MURCS is an acronym for müllerian duct aplasia, renal
aplasia, cervicothoracic somite dysplasia. Very rare disorder that affects
only females. Characterized by absence of the uterus, cervix, and upper part
of the vagina; kidney agenesia or ectopia; and malformations of the radial
ray (phocomelia), ribs, and cervicothoracic spine. Urogenital abnormalities
include müllerian duct agenesis. In some cases, neural tube defects,
such as occipital encephalocele, can be present. Some affected females
exhibit craniofacial malformations.
DK-Phocomelia Syndrome; von Voss-Cherstvoy Syndrome;
Müllerian Duct-Renal-Cervicothoracic-Upper Limb Defect Syndrome;
Müllerian Duct and Renal Agenesis with Upper Limb and Rib Anomalies;
Müllerian-Renal-Cervicothoracic Somite Abnormalities.
The name DK-Phocomelia originates from the initials of the
last names of the two first-described patients. E. Cherstvoy was the first
to report this medical condition in 1980.
It is estimated as 1:4000-5000 female newborns and
1:20,000 female visits at a gynecological hospital.
Although most of the cases seem to occur
sporadically, autosomal recessive transmission has been reported.

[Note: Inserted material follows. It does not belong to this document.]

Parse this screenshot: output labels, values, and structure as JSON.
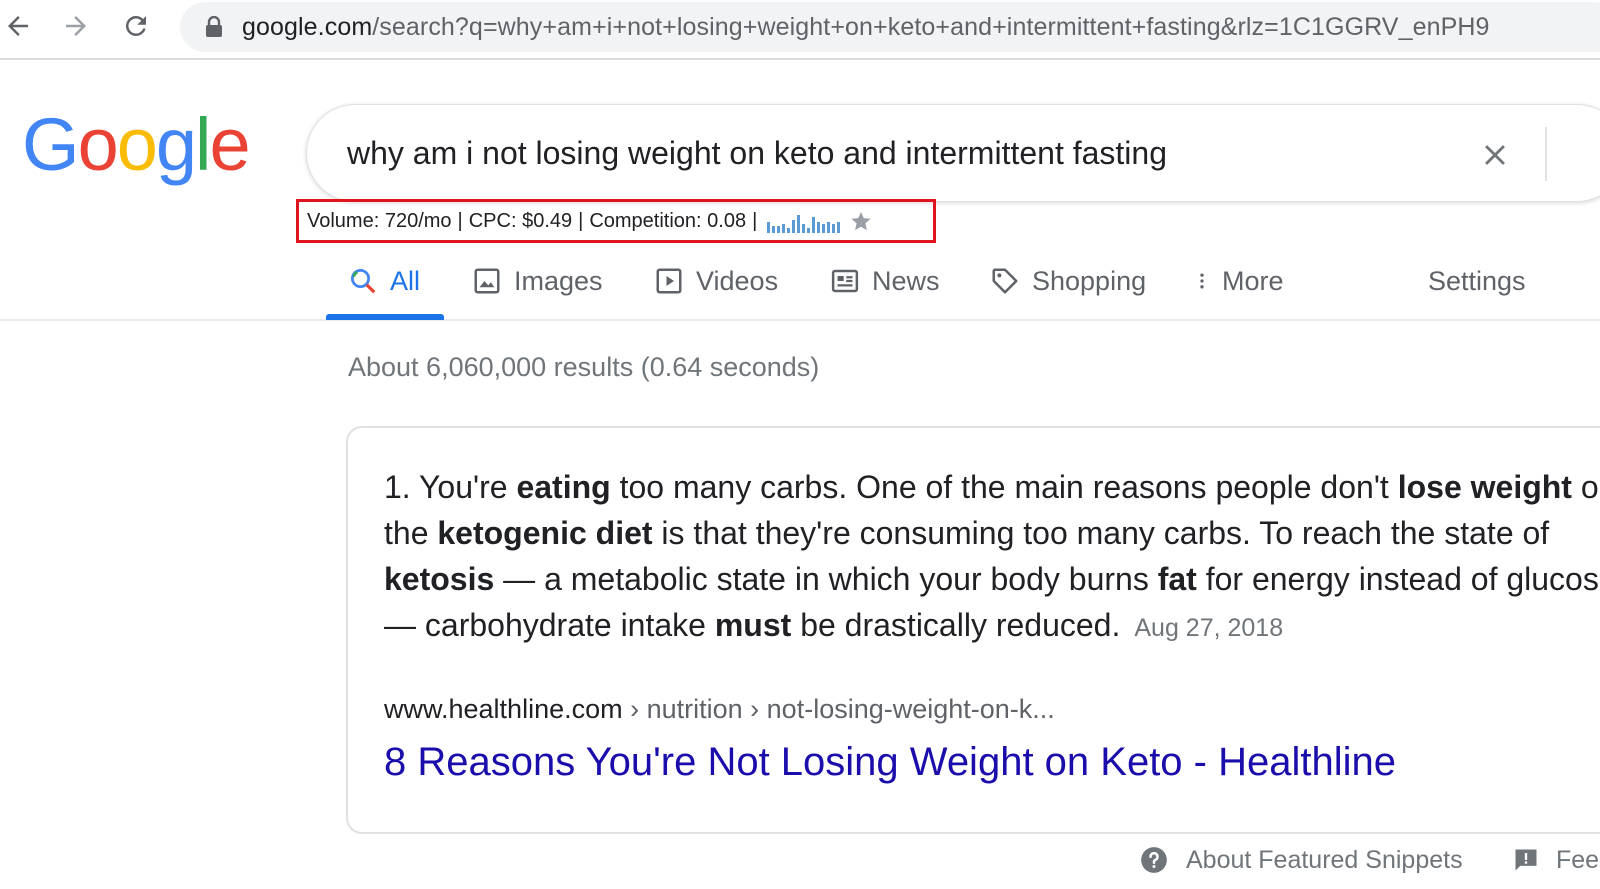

The malformations are compatible with a defect in
the arrangement of the paraxial mesoderm giving rise to the occipital,
cervical, and thoracic somites and the adjoining intermediate mesoderm.
These structures contribute to the genesis of occipital bone, cervical
spine, upper limbs, and urogenital system.
The major findings are the presence of kidney
(unilateral or bilateral agenesis, horseshoe kidney) and genital anomalies
(müllerian duct agenesis, absence of the cranial two thirds of the
vagina, hypoplasia of the uterus). However, affected females usually have
normal sexual development because of (most often) normal ovarian function.
Other defects may include occipital encephalocele, cerebral cysts,
cerebellar hypoplasia, seizures, congenital heart disease (absent papillary
muscle of tricuspid leaflet, abnormal coronaries), abnormal lobation of the
lungs, and diaphragmatic agenesis. Orthopedic features include phocomelia,
radial ray, finger, and vertebral anomalies (approximately 80% have
cervicothoracic anomalies, particularly from C5 to T1) and may include
Sprengel deformity, cervical fusion vertebrae, single or multiple
hemivertebra(e), and scoliosis. Short stature is common for these patients.
Furthermore, hemifacial microsomia, small mandible, cleft palate, short,
webbed neck, unilateral adrenal and ovarial agenesis, and thrombocytopenia
have all been reported.
Obtain baseline renal function
tests. Thorough examination of the cardiac system including ECG and
echocardiogram, if deemed necessary. Complete blood count (thrombocytopenia)
and chest and cervical radiographs. Carefully assess the airway
(micrognathia) and cervical range of motion.
Airway management may be difficult
because of micrognathia (often mild) and vertebral anomalies with a short
neck. Neuraxial anesthesia is not recommended because of thrombocytopenia,
vertebral anomalies, and encephalocele/cerebral cysts. Anesthetic management
is dictated by the cardiac disease. Anomalies of the arm may render vascular
access and placement of blood pressure cuff and tourniquets difficult.
In the presence of renal anomalies
with decreased renal function, avoid drugs eliminated mainly by the kidney
or adjust the dosage accordingly (e.g., neuromuscular relaxants and
antibiotics). In the presence of a seizure disorder, potentially ...